REQUIREMENT:
Every entry, from the first to the last, should be written out exactly.

INFORMATION SHOWN:
━━━━━━━━━━━━━━━━━━━━━━━━━━━━━━

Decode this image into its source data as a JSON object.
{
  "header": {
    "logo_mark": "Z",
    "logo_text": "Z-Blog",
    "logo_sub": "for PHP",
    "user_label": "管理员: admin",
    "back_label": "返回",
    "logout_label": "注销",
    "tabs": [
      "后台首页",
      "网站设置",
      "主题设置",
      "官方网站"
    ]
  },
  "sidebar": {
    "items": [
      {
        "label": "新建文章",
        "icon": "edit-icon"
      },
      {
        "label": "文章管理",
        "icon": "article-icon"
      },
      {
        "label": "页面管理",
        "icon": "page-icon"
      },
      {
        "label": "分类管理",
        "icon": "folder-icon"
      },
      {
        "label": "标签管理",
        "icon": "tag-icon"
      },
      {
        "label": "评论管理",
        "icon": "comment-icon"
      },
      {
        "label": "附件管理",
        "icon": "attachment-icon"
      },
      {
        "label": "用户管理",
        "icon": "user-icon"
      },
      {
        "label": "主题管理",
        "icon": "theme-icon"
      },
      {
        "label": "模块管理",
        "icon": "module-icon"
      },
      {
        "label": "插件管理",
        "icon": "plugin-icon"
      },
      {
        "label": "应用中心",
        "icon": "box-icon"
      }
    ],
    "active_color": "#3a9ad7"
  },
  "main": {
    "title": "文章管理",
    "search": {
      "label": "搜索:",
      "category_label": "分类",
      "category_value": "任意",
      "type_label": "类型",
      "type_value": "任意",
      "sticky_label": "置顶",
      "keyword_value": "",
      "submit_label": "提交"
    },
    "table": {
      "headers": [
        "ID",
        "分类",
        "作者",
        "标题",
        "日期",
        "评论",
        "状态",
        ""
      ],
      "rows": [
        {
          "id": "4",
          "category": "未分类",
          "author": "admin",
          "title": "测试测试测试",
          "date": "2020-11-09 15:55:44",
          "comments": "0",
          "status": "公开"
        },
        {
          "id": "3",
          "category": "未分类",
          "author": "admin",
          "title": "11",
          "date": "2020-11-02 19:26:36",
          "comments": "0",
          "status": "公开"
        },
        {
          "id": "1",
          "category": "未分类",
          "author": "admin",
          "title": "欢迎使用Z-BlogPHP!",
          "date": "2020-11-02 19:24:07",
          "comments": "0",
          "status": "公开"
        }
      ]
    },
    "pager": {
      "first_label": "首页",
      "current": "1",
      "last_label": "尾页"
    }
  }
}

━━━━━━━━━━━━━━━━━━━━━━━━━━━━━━

ANSWER TO THE EXERCISE:
Decode this image into its source data as a JSON object.
{
  "header": {
    "logo_mark": "Z",
    "logo_text": "Z-Blog",
    "logo_sub": "for PHP",
    "user_label": "管理员: admin",
    "back_label": "返回",
    "logout_label": "注销",
    "tabs": [
      "后台首页",
      "网站设置",
      "主题设置",
      "官方网站"
    ]
  },
  "sidebar": {
    "items": [
      {
        "label": "新建文章",
        "icon": "edit-icon"
      },
      {
        "label": "文章管理",
        "icon": "article-icon"
      },
      {
        "label": "页面管理",
        "icon": "page-icon"
      },
      {
        "label": "分类管理",
        "icon": "folder-icon"
      },
      {
        "label": "标签管理",
        "icon": "tag-icon"
      },
      {
        "label": "评论管理",
        "icon": "comment-icon"
      },
      {
        "label": "附件管理",
        "icon": "attachment-icon"
      },
      {
        "label": "用户管理",
        "icon": "user-icon"
      },
      {
        "label": "主题管理",
        "icon": "theme-icon"
      },
      {
        "label": "模块管理",
        "icon": "module-icon"
      },
      {
        "label": "插件管理",
        "icon": "plugin-icon"
      },
      {
        "label": "应用中心",
        "icon": "box-icon"
      }
    ],
    "active_color": "#3a9ad7"
  },
  "main": {
    "title": "文章管理",
    "search": {
      "label": "搜索:",
      "category_label": "分类",
      "category_value": "任意",
      "type_label": "类型",
      "type_value": "任意",
      "sticky_label": "置顶",
      "keyword_value": "",
      "submit_label": "提交"
    },
    "table": {
      "headers": [
        "ID",
        "分类",
        "作者",
        "标题",
        "日期",
        "评论",
        "状态",
        ""
      ],
      "rows": [
        {
          "id": "4",
          "category": "未分类",
          "author": "admin",
          "title": "测试测试测试",
          "date": "2020-11-09 15:55:44",
          "comments": "0",
          "status": "公开"
        },
        {
          "id": "3",
          "category": "未分类",
          "author": "admin",
          "title": "11",
          "date": "2020-11-02 19:26:36",
          "comments": "0",
          "status": "公开"
        },
        {
          "id": "1",
          "category": "未分类",
          "author": "admin",
          "title": "欢迎使用Z-BlogPHP!",
          "date": "2020-11-02 19:24:07",
          "comments": "0",
          "status": "公开"
        }
      ]
    },
    "pager": {
      "first_label": "首页",
      "current": "1",
      "last_label": "尾页"
    }
  }
}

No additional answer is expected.